Supplied data Block Start

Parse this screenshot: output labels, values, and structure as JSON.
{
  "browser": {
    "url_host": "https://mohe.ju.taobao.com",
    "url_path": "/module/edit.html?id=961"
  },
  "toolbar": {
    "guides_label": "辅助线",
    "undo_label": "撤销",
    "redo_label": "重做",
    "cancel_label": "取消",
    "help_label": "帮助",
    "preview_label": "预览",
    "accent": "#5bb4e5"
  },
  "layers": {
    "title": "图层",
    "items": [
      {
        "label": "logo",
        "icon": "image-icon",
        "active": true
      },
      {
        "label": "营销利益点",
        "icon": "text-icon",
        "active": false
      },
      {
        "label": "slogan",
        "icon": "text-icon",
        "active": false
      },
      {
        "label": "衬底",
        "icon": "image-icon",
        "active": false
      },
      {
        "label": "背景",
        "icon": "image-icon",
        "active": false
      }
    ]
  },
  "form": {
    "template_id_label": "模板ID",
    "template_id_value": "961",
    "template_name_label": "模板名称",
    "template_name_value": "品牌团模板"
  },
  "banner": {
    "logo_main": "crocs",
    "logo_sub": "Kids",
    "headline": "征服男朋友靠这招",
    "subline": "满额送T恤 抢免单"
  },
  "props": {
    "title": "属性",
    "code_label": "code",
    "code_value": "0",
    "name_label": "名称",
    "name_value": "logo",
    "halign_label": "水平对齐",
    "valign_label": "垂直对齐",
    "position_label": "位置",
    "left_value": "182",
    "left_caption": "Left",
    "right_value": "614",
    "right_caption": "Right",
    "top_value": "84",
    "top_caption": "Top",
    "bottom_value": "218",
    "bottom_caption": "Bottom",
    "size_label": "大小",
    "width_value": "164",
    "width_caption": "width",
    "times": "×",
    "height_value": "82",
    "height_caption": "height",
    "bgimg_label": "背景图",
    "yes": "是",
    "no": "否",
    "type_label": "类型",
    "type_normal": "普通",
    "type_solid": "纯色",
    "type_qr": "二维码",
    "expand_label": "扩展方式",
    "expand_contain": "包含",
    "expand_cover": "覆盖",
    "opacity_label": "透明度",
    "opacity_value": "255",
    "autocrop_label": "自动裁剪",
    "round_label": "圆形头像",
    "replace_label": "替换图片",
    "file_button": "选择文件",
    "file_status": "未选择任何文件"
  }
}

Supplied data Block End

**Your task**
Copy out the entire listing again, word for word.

**Reply**
Parse this screenshot: output labels, values, and structure as JSON.
{
  "browser": {
    "url_host": "https://mohe.ju.taobao.com",
    "url_path": "/module/edit.html?id=961"
  },
  "toolbar": {
    "guides_label": "辅助线",
    "undo_label": "撤销",
    "redo_label": "重做",
    "cancel_label": "取消",
    "help_label": "帮助",
    "preview_label": "预览",
    "accent": "#5bb4e5"
  },
  "layers": {
    "title": "图层",
    "items": [
      {
        "label": "logo",
        "icon": "image-icon",
        "active": true
      },
      {
        "label": "营销利益点",
        "icon": "text-icon",
        "active": false
      },
      {
        "label": "slogan",
        "icon": "text-icon",
        "active": false
      },
      {
        "label": "衬底",
        "icon": "image-icon",
        "active": false
      },
      {
        "label": "背景",
        "icon": "image-icon",
        "active": false
      }
    ]
  },
  "form": {
    "template_id_label": "模板ID",
    "template_id_value": "961",
    "template_name_label": "模板名称",
    "template_name_value": "品牌团模板"
  },
  "banner": {
    "logo_main": "crocs",
    "logo_sub": "Kids",
    "headline": "征服男朋友靠这招",
    "subline": "满额送T恤 抢免单"
  },
  "props": {
    "title": "属性",
    "code_label": "code",
    "code_value": "0",
    "name_label": "名称",
    "name_value": "logo",
    "halign_label": "水平对齐",
    "valign_label": "垂直对齐",
    "position_label": "位置",
    "left_value": "182",
    "left_caption": "Left",
    "right_value": "614",
    "right_caption": "Right",
    "top_value": "84",
    "top_caption": "Top",
    "bottom_value": "218",
    "bottom_caption": "Bottom",
    "size_label": "大小",
    "width_value": "164",
    "width_caption": "width",
    "times": "×",
    "height_value": "82",
    "height_caption": "height",
    "bgimg_label": "背景图",
    "yes": "是",
    "no": "否",
    "type_label": "类型",
    "type_normal": "普通",
    "type_solid": "纯色",
    "type_qr": "二维码",
    "expand_label": "扩展方式",
    "expand_contain": "包含",
    "expand_cover": "覆盖",
    "opacity_label": "透明度",
    "opacity_value": "255",
    "autocrop_label": "自动裁剪",
    "round_label": "圆形头像",
    "replace_label": "替换图片",
    "file_button": "选择文件",
    "file_status": "未选择任何文件"
  }
}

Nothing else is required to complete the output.